EXERCISE GOAL: Please copy all of the entries exactly, but drop every picture.
####
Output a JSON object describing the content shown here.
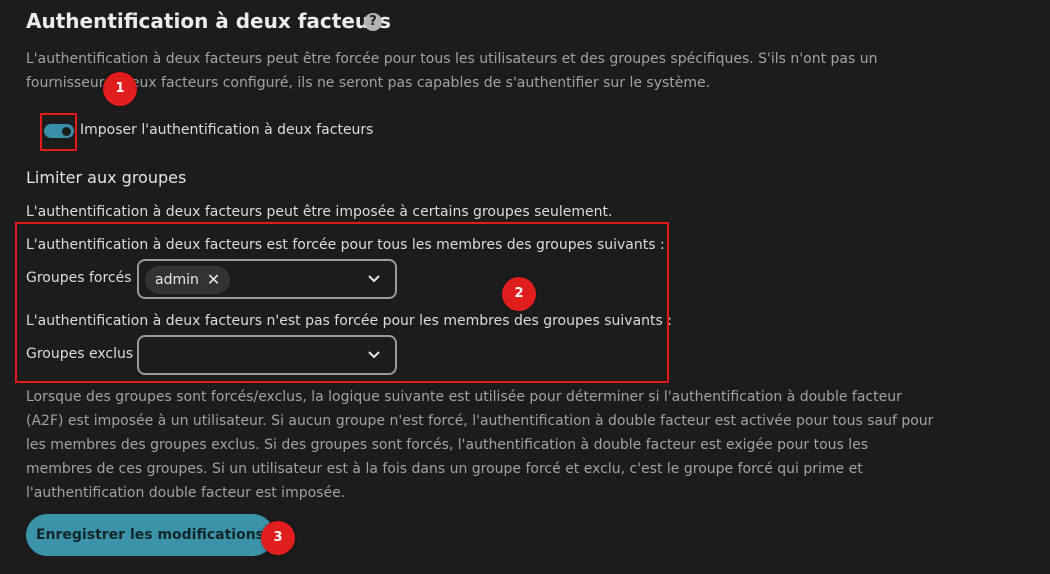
{
  "section": {
    "title": "Authentification à deux facteurs",
    "help_icon": "?",
    "description": "L'authentification à deux facteurs peut être forcée pour tous les utilisateurs et des groupes spécifiques. S'ils n'ont pas un fournisseur à deux facteurs configuré, ils ne seront pas capables de s'authentifier sur le système."
  },
  "enforce": {
    "label": "Imposer l'authentification à deux facteurs",
    "enabled": true
  },
  "groups": {
    "heading": "Limiter aux groupes",
    "intro": "L'authentification à deux facteurs peut être imposée à certains groupes seulement.",
    "forced_description": "L'authentification à deux facteurs est forcée pour tous les membres des groupes suivants :",
    "forced_label": "Groupes forcés",
    "forced_selected": [
      "admin"
    ],
    "excluded_description": "L'authentification à deux facteurs n'est pas forcée pour les membres des groupes suivants :",
    "excluded_label": "Groupes exclus",
    "excluded_selected": []
  },
  "logic_text": "Lorsque des groupes sont forcés/exclus, la logique suivante est utilisée pour déterminer si l'authentification à double facteur (A2F) est imposée à un utilisateur. Si aucun groupe n'est forcé, l'authentification à double facteur est activée pour tous sauf pour les membres des groupes exclus. Si des groupes sont forcés, l'authentification à double facteur est exigée pour tous les membres de ces groupes. Si un utilisateur est à la fois dans un groupe forcé et exclu, c'est le groupe forcé qui prime et l'authentification double facteur est imposée.",
  "save_button": "Enregistrer les modifications",
  "annotations": {
    "badge_1": "1",
    "badge_2": "2",
    "badge_3": "3"
  },
  "icons": {
    "chip_remove": "✕",
    "chevron": "chevron-down-icon"
  },
  "colors": {
    "background": "#1c1c1c",
    "accent": "#3b93aa",
    "highlight": "#e11b1b"
  }
}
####
ANSWER FOR THIS EXERCISE:
Output a JSON object describing the content shown here.
{
  "section": {
    "title": "Authentification à deux facteurs",
    "help_icon": "?",
    "description": "L'authentification à deux facteurs peut être forcée pour tous les utilisateurs et des groupes spécifiques. S'ils n'ont pas un fournisseur à deux facteurs configuré, ils ne seront pas capables de s'authentifier sur le système."
  },
  "enforce": {
    "label": "Imposer l'authentification à deux facteurs",
    "enabled": true
  },
  "groups": {
    "heading": "Limiter aux groupes",
    "intro": "L'authentification à deux facteurs peut être imposée à certains groupes seulement.",
    "forced_description": "L'authentification à deux facteurs est forcée pour tous les membres des groupes suivants :",
    "forced_label": "Groupes forcés",
    "forced_selected": [
      "admin"
    ],
    "excluded_description": "L'authentification à deux facteurs n'est pas forcée pour les membres des groupes suivants :",
    "excluded_label": "Groupes exclus",
    "excluded_selected": []
  },
  "logic_text": "Lorsque des groupes sont forcés/exclus, la logique suivante est utilisée pour déterminer si l'authentification à double facteur (A2F) est imposée à un utilisateur. Si aucun groupe n'est forcé, l'authentification à double facteur est activée pour tous sauf pour les membres des groupes exclus. Si des groupes sont forcés, l'authentification à double facteur est exigée pour tous les membres de ces groupes. Si un utilisateur est à la fois dans un groupe forcé et exclu, c'est le groupe forcé qui prime et l'authentification double facteur est imposée.",
  "save_button": "Enregistrer les modifications",
  "annotations": {
    "badge_1": "1",
    "badge_2": "2",
    "badge_3": "3"
  },
  "icons": {
    "chip_remove": "✕",
    "chevron": "chevron-down-icon"
  },
  "colors": {
    "background": "#1c1c1c",
    "accent": "#3b93aa",
    "highlight": "#e11b1b"
  }
}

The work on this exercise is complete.